Con Edison was seeking a special use permit to convert an area on Robin Hood and Sutphin roads into a solar energy facility, according to South Boston Town Manager Tom Raab.
“Con Edison Clean Energy has pulled their application for special use permit to make revisions to submit at a later date,” council’s agenda reads.
“The public hearing on Con Edison Clean Energy Businesses’ special use permit application originally scheduled for Monday’s South Boston Town Council meeting has been postponed until further notice, while the SUP application is under review,” Raab told The Gazette.
Raab confirmed the South Boston Planning Commission voted against the permit application for the proposed solar facility at a Wednesday evening meeting.
“After being reviewed, Con Edison Clean Energy Businesses’ SUP application will be brought back to the South Boston Planning Commission, at which time a public hearing will be held once again,” Raab explained. “After the planning commission votes on the revised SUP application, town council will take a vote on the application following a second public hearing on the matter.”
The vote against recommending to support the proposed solar facility was unanimous.
In a Friday interview, Raab offered additional details about the planning commission’s decision to vote against the special use permit.
“I think it was because the people showed up, and they were reacting to their comments,” Raab related.
He shared that various community members in attendance at the planning commission’s public hearing regarding the proposal spoke against it, raising various concerns. None of the community members who attended were in favor of the project.
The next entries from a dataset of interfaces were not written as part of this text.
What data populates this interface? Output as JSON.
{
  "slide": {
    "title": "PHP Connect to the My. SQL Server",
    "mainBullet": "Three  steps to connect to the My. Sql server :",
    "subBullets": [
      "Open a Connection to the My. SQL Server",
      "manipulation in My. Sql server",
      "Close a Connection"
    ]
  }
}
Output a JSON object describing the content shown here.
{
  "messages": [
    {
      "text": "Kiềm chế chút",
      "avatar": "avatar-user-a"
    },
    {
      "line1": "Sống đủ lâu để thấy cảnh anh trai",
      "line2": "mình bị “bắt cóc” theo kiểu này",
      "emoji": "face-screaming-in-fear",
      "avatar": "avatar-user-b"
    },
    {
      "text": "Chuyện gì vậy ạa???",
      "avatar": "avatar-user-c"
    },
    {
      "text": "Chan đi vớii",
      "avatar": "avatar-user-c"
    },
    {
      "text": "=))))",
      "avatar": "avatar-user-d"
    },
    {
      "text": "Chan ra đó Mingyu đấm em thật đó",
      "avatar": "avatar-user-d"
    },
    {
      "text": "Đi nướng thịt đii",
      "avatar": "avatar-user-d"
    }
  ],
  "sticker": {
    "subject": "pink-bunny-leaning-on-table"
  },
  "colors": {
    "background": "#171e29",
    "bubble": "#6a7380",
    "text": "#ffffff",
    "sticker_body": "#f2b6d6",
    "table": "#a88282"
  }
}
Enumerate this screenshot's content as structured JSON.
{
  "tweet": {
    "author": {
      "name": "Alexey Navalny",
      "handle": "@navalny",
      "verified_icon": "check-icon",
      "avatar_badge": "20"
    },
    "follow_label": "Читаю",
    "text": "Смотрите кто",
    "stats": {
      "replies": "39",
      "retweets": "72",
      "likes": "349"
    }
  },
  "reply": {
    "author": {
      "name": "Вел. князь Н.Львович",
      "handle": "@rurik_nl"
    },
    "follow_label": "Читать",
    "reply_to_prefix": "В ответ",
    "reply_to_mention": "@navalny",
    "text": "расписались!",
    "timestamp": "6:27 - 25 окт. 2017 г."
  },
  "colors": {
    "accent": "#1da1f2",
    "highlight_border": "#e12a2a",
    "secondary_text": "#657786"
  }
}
Raab summarized that community members expressed concerns about how the proposed solar facility would impact property values, whether or not it could raise personal property taxes, if the construction phase could potentially increase flooding in the area, the proximity of the facility to Trinity Baptist Church and the potential for the project to detract from the aesthetics of the area.
Despite this change to the agenda, the council will hear additional business items, the first of which will be to vote on a resolution in support of the Virginia Commission 250 Crossing of the Dan Committee and its commemoration partners.
According to Secretary of the Commonwealth Kay Coles James’ website, “The American Revolution 250 Commission is established as an advisory commission within the executive branch of state government. The purpose of the Commission is to commemorate the 250th anniversary of the American Revolution, the Revolutionary War, and the independence of the United States.”
The Revolutionary War took place from 1775 to 1784, and the national commemorative event will be similarly multiyear, according America250.org.
The Crossing of the Dan Committee will promote the commemoration locally, focusing on the historic Crossing of the Dan event, which took place Feb. 14, 1781. The event was a flashpoint in the war, and the conclusion of the Race to the Dan saga in which American Gen. Nathanael Greene was able to save his troops from the ire of recently defeated British Gen. Charles Cornwallis through a diversion maneuver and epic push to safety north of the Dan River.
The event is celebrated with special reverence in South Boston, as the Boyd family, who operated Boyd’s Ferry, which Greene utilized in the Crossing of Dan, were locals. The Prizery currently sits on the site of the Boyd family home.
Because of the significance of the event locally, the Halifax County Museum of Fine Arts and History hosts The Crossing of the Dan permanent exhibit, which enables attendees to learn about the historical event.
The council will then hear a presentation from Makayla Field of the South Boston Police Department and will vote on whether or not to approve their meeting schedule for 2023.
Finance Director Mickey Wilkerson is expected to give the financial report for October, which will be followed by Raab’s monthly update on ongoing projects for the town.
Residents in attendance who wish to offer comments will be invited to do so after Raab’s report. The meeting is expected to adjourn into closed session to discuss employee performance reviews and acquisition of real estate.
The meeting will be at 7 p.m. Monday in the current council chambers, located at 502 Yancey St.
Notably, South Boston municipal offices will be closed Dec. 23 and 26 in observation of the Christmas holiday, and on Jan. 2 to observe New Year’s Day.